- Torpid and hibernating mammals (particularly mouse lemurs)
- Behavioral ecology
- Evolutionary biology
I am carrying out ecophysiological studies on energy metabolism and thermoregulation of small mammals. The energy budget of an animal can provide much insight knowledge into its physiology, ecology, and evolution, particularly while behaving normally in its natural habitat.
In general, I am interested in adaptations of animals to seasonal environments (i.e. fluctuations in climate and resource availability). The most extreme adaptation to cope with seasonal energy shortages and low temperatures is daily and prolonged torpor. The main emphasis of my research is to investigate the pattern of utilisation of torpor and its impact on energy budgets in free-living mouse lemurs (Microcebus spp.), small nocturnal primates endemic to Madagascar.

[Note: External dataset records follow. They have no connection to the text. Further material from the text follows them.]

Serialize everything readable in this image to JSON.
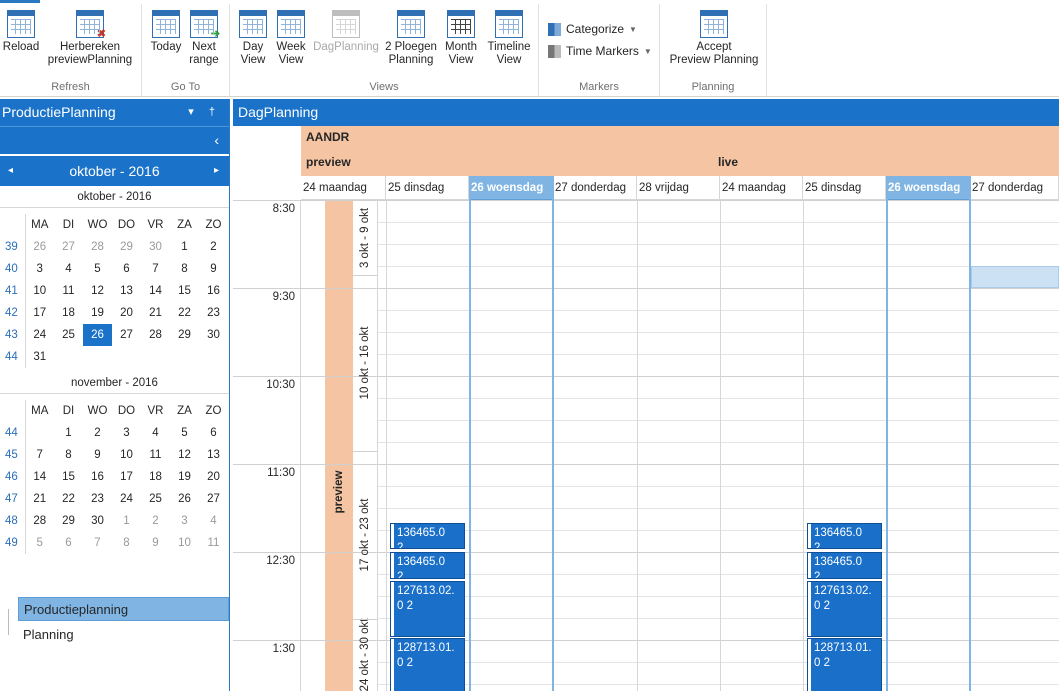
{
  "ribbon": {
    "groups": {
      "refresh": "Refresh",
      "goto": "Go To",
      "views": "Views",
      "markers": "Markers",
      "planning": "Planning"
    },
    "buttons": {
      "reload": "Reload",
      "recalc_1": "Herbereken",
      "recalc_2": "previewPlanning",
      "today": "Today",
      "next_1": "Next",
      "next_2": "range",
      "day_1": "Day",
      "day_2": "View",
      "week_1": "Week",
      "week_2": "View",
      "dagplanning": "DagPlanning",
      "ploegen_1": "2 Ploegen",
      "ploegen_2": "Planning",
      "month_1": "Month",
      "month_2": "View",
      "timeline_1": "Timeline",
      "timeline_2": "View",
      "accept_1": "Accept",
      "accept_2": "Preview Planning"
    },
    "markers": {
      "categorize": "Categorize",
      "time_markers": "Time Markers"
    }
  },
  "left_pane": {
    "title": "ProductiePlanning",
    "pin_glyph": "▾  †",
    "collapse_glyph": "‹",
    "nav": {
      "label": "oktober - 2016",
      "prev": "◂",
      "next": "▸"
    },
    "weekday_headers": [
      "MA",
      "DI",
      "WO",
      "DO",
      "VR",
      "ZA",
      "ZO"
    ],
    "months": [
      {
        "caption": "oktober - 2016",
        "weeks": [
          {
            "wk": "39",
            "days": [
              "26",
              "27",
              "28",
              "29",
              "30",
              "1",
              "2"
            ],
            "dim": [
              true,
              true,
              true,
              true,
              true,
              false,
              false
            ]
          },
          {
            "wk": "40",
            "days": [
              "3",
              "4",
              "5",
              "6",
              "7",
              "8",
              "9"
            ],
            "dim": [
              false,
              false,
              false,
              false,
              false,
              false,
              false
            ]
          },
          {
            "wk": "41",
            "days": [
              "10",
              "11",
              "12",
              "13",
              "14",
              "15",
              "16"
            ],
            "dim": [
              false,
              false,
              false,
              false,
              false,
              false,
              false
            ]
          },
          {
            "wk": "42",
            "days": [
              "17",
              "18",
              "19",
              "20",
              "21",
              "22",
              "23"
            ],
            "dim": [
              false,
              false,
              false,
              false,
              false,
              false,
              false
            ]
          },
          {
            "wk": "43",
            "days": [
              "24",
              "25",
              "26",
              "27",
              "28",
              "29",
              "30"
            ],
            "dim": [
              false,
              false,
              false,
              false,
              false,
              false,
              false
            ]
          },
          {
            "wk": "44",
            "days": [
              "31",
              "",
              "",
              "",
              "",
              "",
              ""
            ],
            "dim": [
              false,
              false,
              false,
              false,
              false,
              false,
              false
            ]
          }
        ],
        "selected_day": "26"
      },
      {
        "caption": "november - 2016",
        "weeks": [
          {
            "wk": "44",
            "days": [
              "",
              "1",
              "2",
              "3",
              "4",
              "5",
              "6"
            ],
            "dim": [
              false,
              false,
              false,
              false,
              false,
              false,
              false
            ]
          },
          {
            "wk": "45",
            "days": [
              "7",
              "8",
              "9",
              "10",
              "11",
              "12",
              "13"
            ],
            "dim": [
              false,
              false,
              false,
              false,
              false,
              false,
              false
            ]
          },
          {
            "wk": "46",
            "days": [
              "14",
              "15",
              "16",
              "17",
              "18",
              "19",
              "20"
            ],
            "dim": [
              false,
              false,
              false,
              false,
              false,
              false,
              false
            ]
          },
          {
            "wk": "47",
            "days": [
              "21",
              "22",
              "23",
              "24",
              "25",
              "26",
              "27"
            ],
            "dim": [
              false,
              false,
              false,
              false,
              false,
              false,
              false
            ]
          },
          {
            "wk": "48",
            "days": [
              "28",
              "29",
              "30",
              "1",
              "2",
              "3",
              "4"
            ],
            "dim": [
              false,
              false,
              false,
              true,
              true,
              true,
              true
            ]
          },
          {
            "wk": "49",
            "days": [
              "5",
              "6",
              "7",
              "8",
              "9",
              "10",
              "11"
            ],
            "dim": [
              true,
              true,
              true,
              true,
              true,
              true,
              true
            ]
          }
        ],
        "selected_day": ""
      }
    ],
    "tree": [
      "Productieplanning",
      "Planning"
    ]
  },
  "scheduler": {
    "title": "DagPlanning",
    "resource": "AANDR",
    "groups": [
      "preview",
      "live"
    ],
    "days": [
      "24 maandag",
      "25 dinsdag",
      "26 woensdag",
      "27 donderdag",
      "28 vrijdag",
      "24 maandag",
      "25 dinsdag",
      "26 woensdag",
      "27 donderdag"
    ],
    "today_index": [
      2,
      7
    ],
    "times": [
      "8:30",
      "9:30",
      "10:30",
      "11:30",
      "12:30",
      "1:30"
    ],
    "group_bar_label": "preview",
    "week_labels": [
      "3 okt - 9 okt",
      "10 okt - 16 okt",
      "17 okt - 23 okt",
      "24 okt - 30 okt"
    ],
    "appointments": [
      {
        "text": "136465.02..."
      },
      {
        "text": "136465.02..."
      },
      {
        "text": "127613.02.0 2"
      },
      {
        "text": "128713.01.0 2"
      },
      {
        "text": "136465.02..."
      },
      {
        "text": "136465.02..."
      },
      {
        "text": "127613.02.0 2"
      },
      {
        "text": "128713.01.0 2"
      }
    ]
  },
  "colors": {
    "accent": "#1a73c9",
    "resource_band": "#f5c4a2",
    "today_header": "#7fb4e3",
    "appointment": "#1a6fc8"
  }
}
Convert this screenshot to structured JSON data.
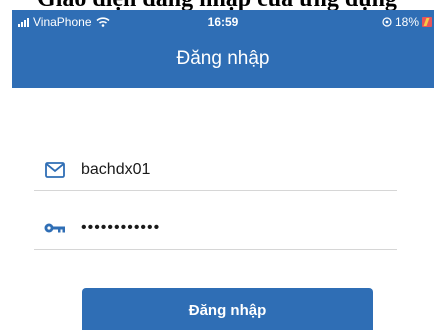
{
  "caption": "Giao diện đăng nhập của ứng dụng",
  "statusbar": {
    "carrier": "VinaPhone",
    "time": "16:59",
    "battery": "18%"
  },
  "header": {
    "title": "Đăng nhập"
  },
  "form": {
    "username_value": "bachdx01",
    "password_value": "••••••••••••"
  },
  "actions": {
    "login_label": "Đăng nhập"
  },
  "colors": {
    "primary": "#2f6eb5",
    "divider": "#d6d6d6",
    "icon": "#2f6eb5"
  },
  "icons": {
    "username": "mail-icon",
    "password": "key-icon"
  }
}
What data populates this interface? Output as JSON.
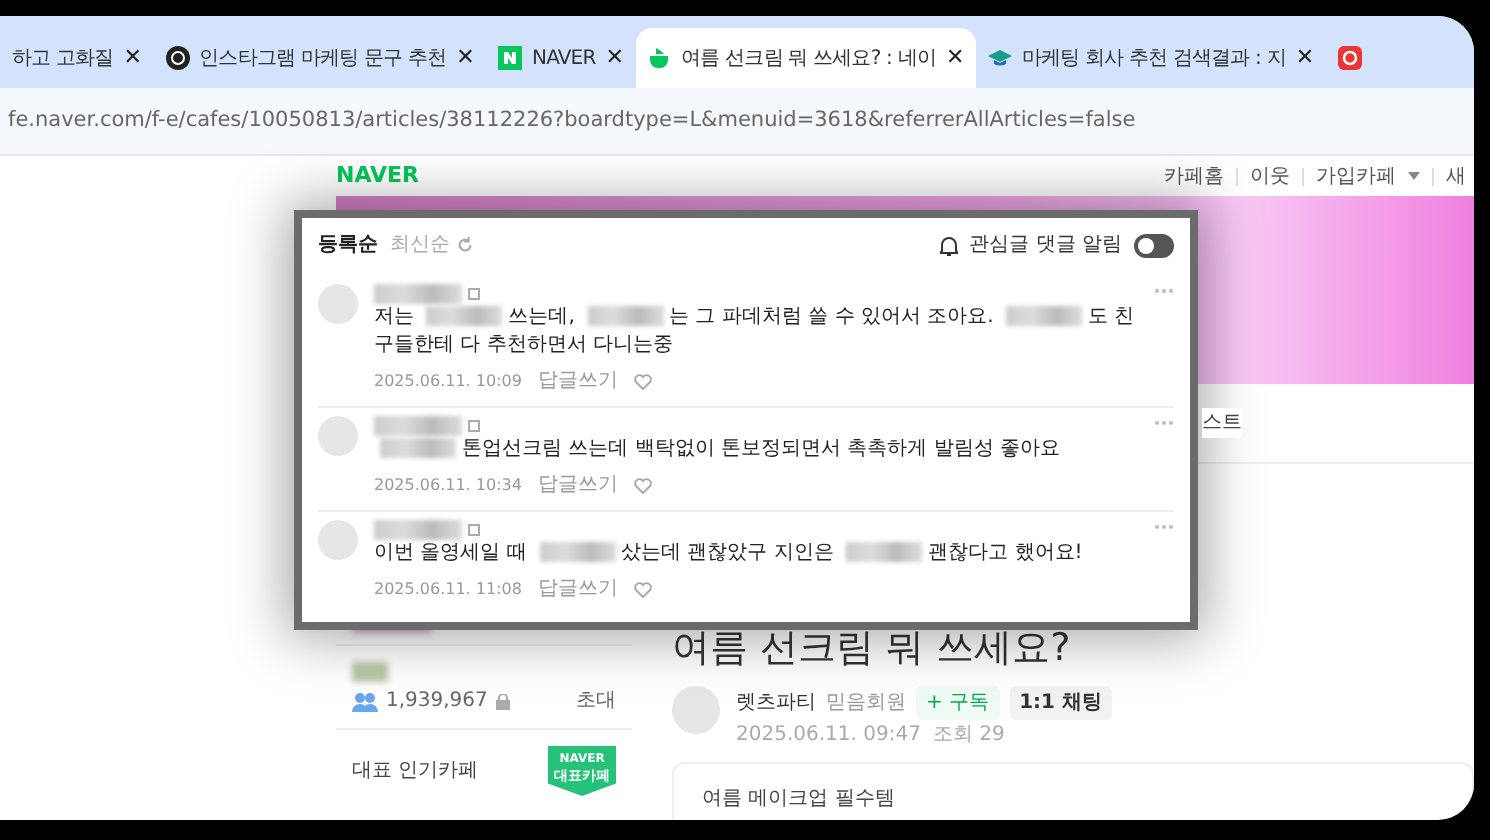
{
  "browser": {
    "tabs": [
      {
        "title": "하고 고화질",
        "selected": false,
        "close": "✕"
      },
      {
        "title": "인스타그램 마케팅 문구 추천",
        "selected": false,
        "close": "✕"
      },
      {
        "title": "NAVER",
        "selected": false,
        "close": "✕"
      },
      {
        "title": "여름 선크림 뭐 쓰세요? : 네이",
        "selected": true,
        "close": "✕"
      },
      {
        "title": "마케팅 회사 추천 검색결과 : 지",
        "selected": false,
        "close": "✕"
      },
      {
        "selected": false
      }
    ],
    "url": "fe.naver.com/f-e/cafes/10050813/articles/38112226?boardtype=L&menuid=3618&referrerAllArticles=false"
  },
  "cafe": {
    "logo": "NAVER",
    "nav": [
      "카페홈",
      "이웃",
      "가입카페",
      "새"
    ],
    "menu_tab": "스트",
    "sidebar": {
      "member_count": "1,939,967",
      "invite": "초대",
      "popular_label": "대표 인기카페",
      "badge_top": "NAVER",
      "badge_bottom": "대표카페"
    },
    "article": {
      "title": "여름 선크림 뭐 쓰세요?",
      "author": "렛츠파티",
      "grade": "믿음회원",
      "subscribe": "+ 구독",
      "chat": "1:1 채팅",
      "date": "2025.06.11. 09:47",
      "views": "조회 29",
      "body": "여름 메이크업 필수템"
    }
  },
  "comments_popup": {
    "sort_options": [
      {
        "label": "등록순",
        "selected": true
      },
      {
        "label": "최신순",
        "selected": false
      }
    ],
    "notify_label": "관심글 댓글 알림",
    "notify_on": false,
    "comments": [
      {
        "segments": [
          {
            "kind": "text",
            "text": "저는"
          },
          {
            "kind": "blur"
          },
          {
            "kind": "text",
            "text": "쓰는데,"
          },
          {
            "kind": "blur"
          },
          {
            "kind": "text",
            "text": "는 그 파데처럼 쓸 수 있어서 조아요."
          },
          {
            "kind": "blur"
          },
          {
            "kind": "text",
            "text": "도 친구들한테 다 추천하면서 다니는중"
          }
        ],
        "date": "2025.06.11. 10:09",
        "reply": "답글쓰기"
      },
      {
        "segments": [
          {
            "kind": "blur"
          },
          {
            "kind": "text",
            "text": "톤업선크림 쓰는데 백탁없이 톤보정되면서 촉촉하게 발림성 좋아요"
          }
        ],
        "date": "2025.06.11. 10:34",
        "reply": "답글쓰기"
      },
      {
        "segments": [
          {
            "kind": "text",
            "text": "이번 올영세일 때"
          },
          {
            "kind": "blur"
          },
          {
            "kind": "text",
            "text": "샀는데 괜찮았구 지인은"
          },
          {
            "kind": "blur"
          },
          {
            "kind": "text",
            "text": "괜찮다고 했어요!"
          }
        ],
        "date": "2025.06.11. 11:08",
        "reply": "답글쓰기"
      }
    ]
  }
}
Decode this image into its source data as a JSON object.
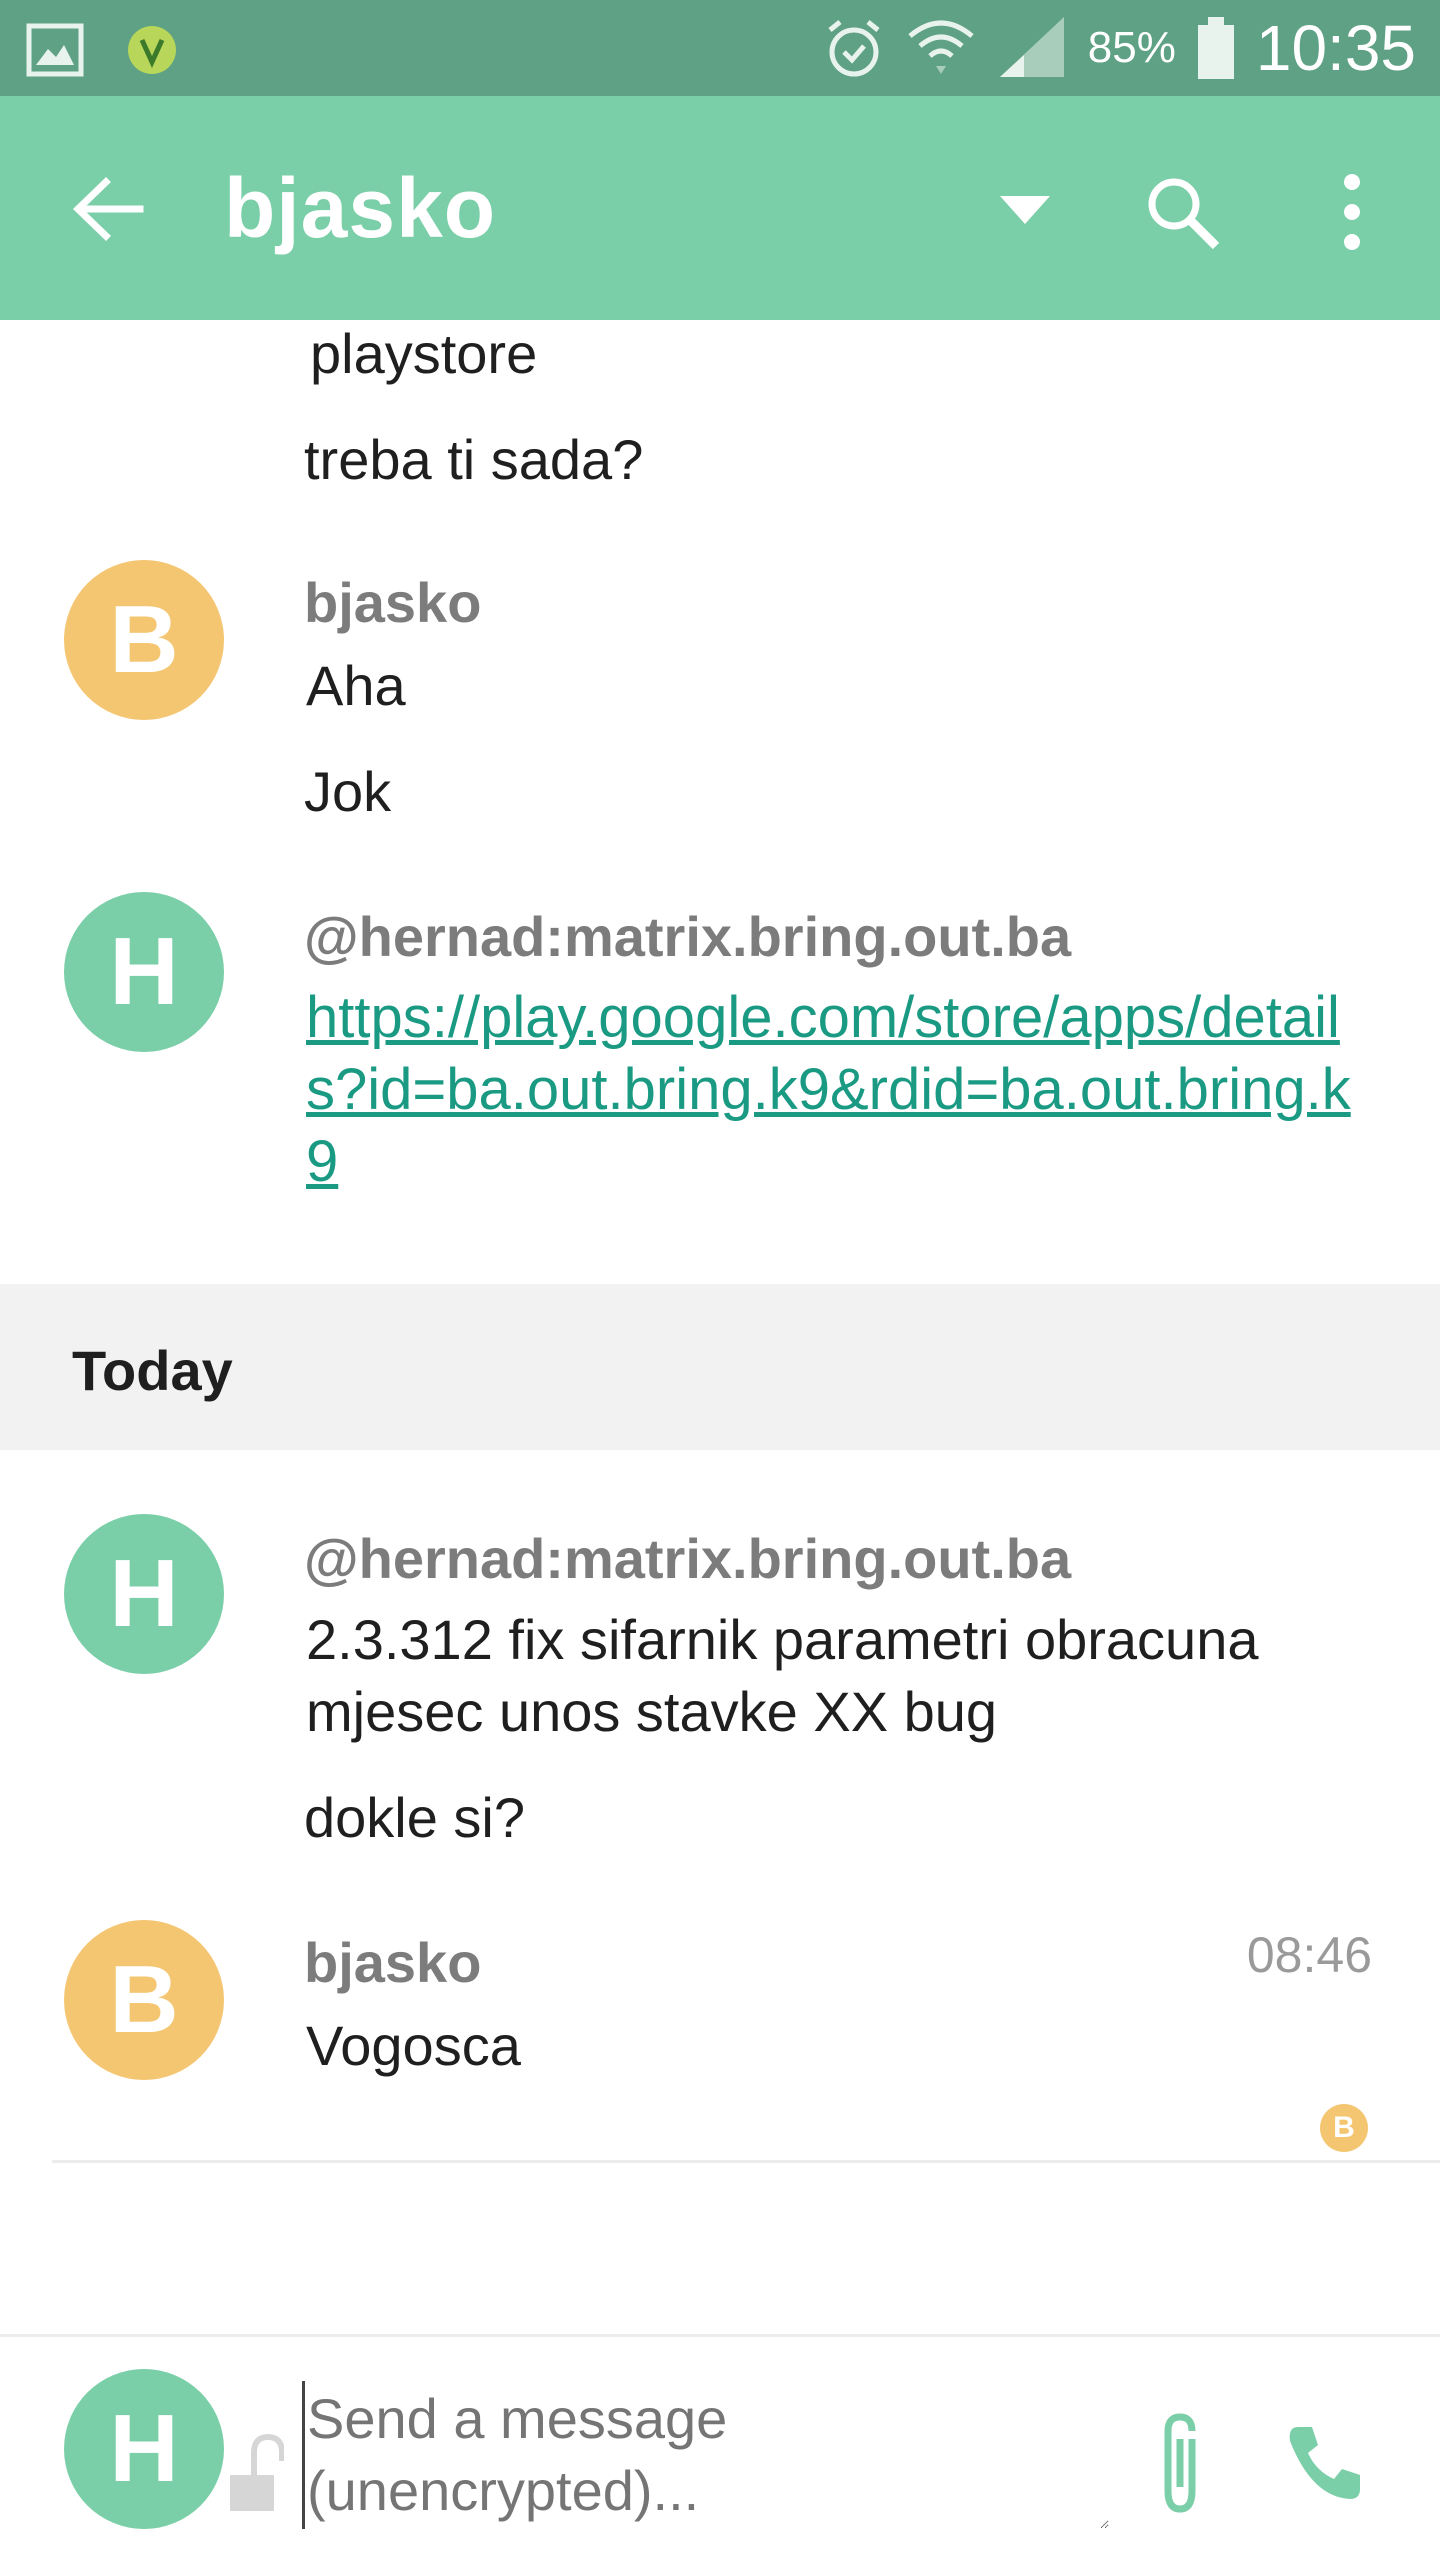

I combine physiological and behavioral studies and discuss torpor as a multifunctional process within the ecological setting. Geographic variation in life history traits may partly be caused by differences in maintenance metabolism among individuals from different populations. To estimate maintenance costs of individuals in natural populations, I currently investigate energy metabolism of edible dormice (Glis glis) from two populations around Tübingen, Germany. Further investigations with other native, but also tropical, small mammal species are planned. In addition, I am also interested in energy costs of reproduction. Finally, I am involved in conservation planning and biodiversity protection in Madagascar.
- PD Dr. Jutta Schmid
Institute of Evolutionary Ecology
and Conservation Genomics
University of Ulm